[[ SUPPLIED DATA, beginning ]]

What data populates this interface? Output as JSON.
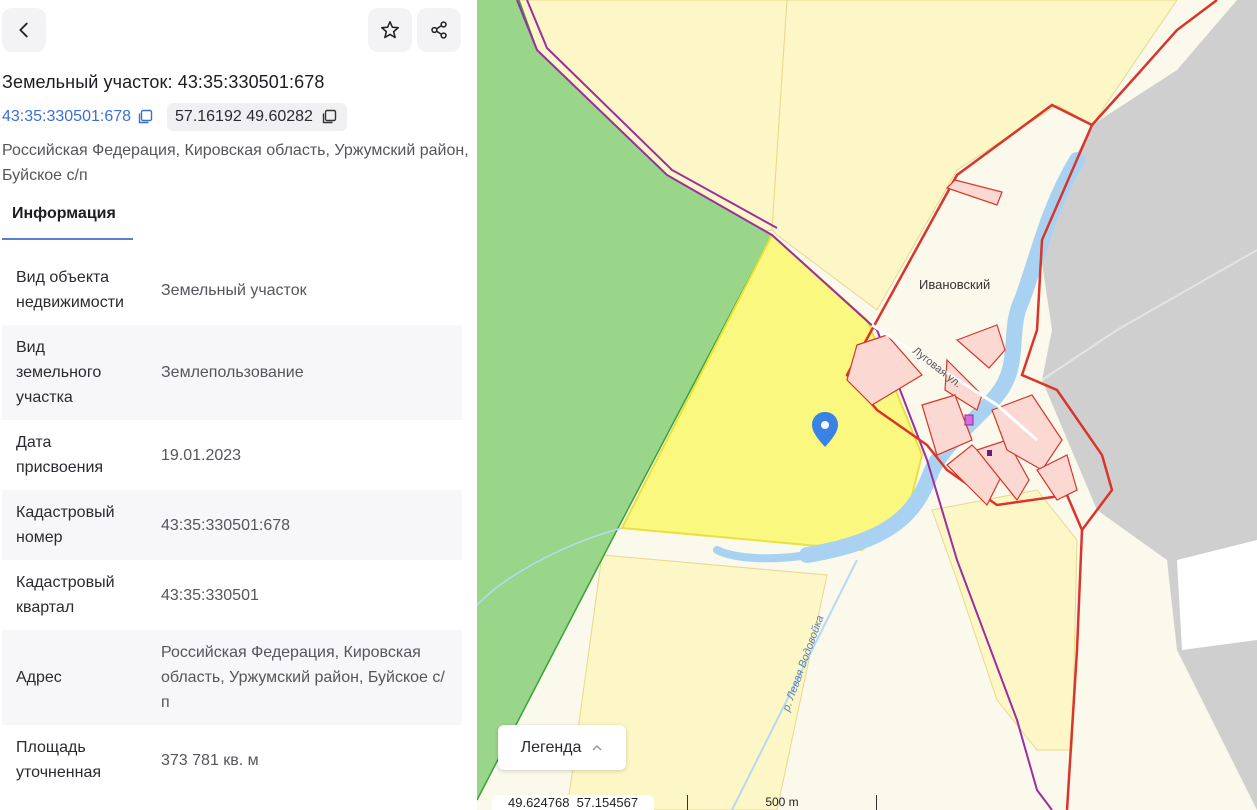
{
  "header": {
    "title": "Земельный участок: 43:35:330501:678",
    "cadastral_link": "43:35:330501:678",
    "coordinates": "57.16192 49.60282",
    "address": "Российская Федерация, Кировская область, Уржумский район, Буйское с/п"
  },
  "tabs": [
    {
      "label": "Информация"
    }
  ],
  "info_rows": [
    {
      "key": "Вид объекта недвижимости",
      "value": "Земельный участок"
    },
    {
      "key": "Вид земельного участка",
      "value": "Землепользование"
    },
    {
      "key": "Дата присвоения",
      "value": "19.01.2023"
    },
    {
      "key": "Кадастровый номер",
      "value": "43:35:330501:678"
    },
    {
      "key": "Кадастровый квартал",
      "value": "43:35:330501"
    },
    {
      "key": "Адрес",
      "value": "Российская Федерация, Кировская область, Уржумский район, Буйское с/п"
    },
    {
      "key": "Площадь уточненная",
      "value": "373 781 кв. м"
    }
  ],
  "map": {
    "place_label": "Ивановский",
    "street_label": "Луговая ул.",
    "river_label": "р. Левая Водовойка",
    "legend_label": "Легенда",
    "cursor_coords": "49.624768  57.154567",
    "scale_label": "500 m"
  },
  "colors": {
    "accent": "#3b6fd8",
    "forest": "#9ad68a",
    "selected_parcel": "#fbf880",
    "field_parcel": "#fdf6c6",
    "boundary_red": "#d9352b",
    "water": "#a9d2f2",
    "marker": "#3b82e6"
  },
  "icons": [
    "back-icon",
    "star-icon",
    "share-icon",
    "copy-icon",
    "chevron-up-icon",
    "location-pin-icon"
  ]
}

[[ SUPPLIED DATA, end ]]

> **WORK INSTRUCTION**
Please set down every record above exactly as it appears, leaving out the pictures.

> **WRITTEN ANSWER**
What data populates this interface? Output as JSON.
{
  "header": {
    "title": "Земельный участок: 43:35:330501:678",
    "cadastral_link": "43:35:330501:678",
    "coordinates": "57.16192 49.60282",
    "address": "Российская Федерация, Кировская область, Уржумский район, Буйское с/п"
  },
  "tabs": [
    {
      "label": "Информация"
    }
  ],
  "info_rows": [
    {
      "key": "Вид объекта недвижимости",
      "value": "Земельный участок"
    },
    {
      "key": "Вид земельного участка",
      "value": "Землепользование"
    },
    {
      "key": "Дата присвоения",
      "value": "19.01.2023"
    },
    {
      "key": "Кадастровый номер",
      "value": "43:35:330501:678"
    },
    {
      "key": "Кадастровый квартал",
      "value": "43:35:330501"
    },
    {
      "key": "Адрес",
      "value": "Российская Федерация, Кировская область, Уржумский район, Буйское с/п"
    },
    {
      "key": "Площадь уточненная",
      "value": "373 781 кв. м"
    }
  ],
  "map": {
    "place_label": "Ивановский",
    "street_label": "Луговая ул.",
    "river_label": "р. Левая Водовойка",
    "legend_label": "Легенда",
    "cursor_coords": "49.624768  57.154567",
    "scale_label": "500 m"
  },
  "colors": {
    "accent": "#3b6fd8",
    "forest": "#9ad68a",
    "selected_parcel": "#fbf880",
    "field_parcel": "#fdf6c6",
    "boundary_red": "#d9352b",
    "water": "#a9d2f2",
    "marker": "#3b82e6"
  },
  "icons": [
    "back-icon",
    "star-icon",
    "share-icon",
    "copy-icon",
    "chevron-up-icon",
    "location-pin-icon"
  ]
}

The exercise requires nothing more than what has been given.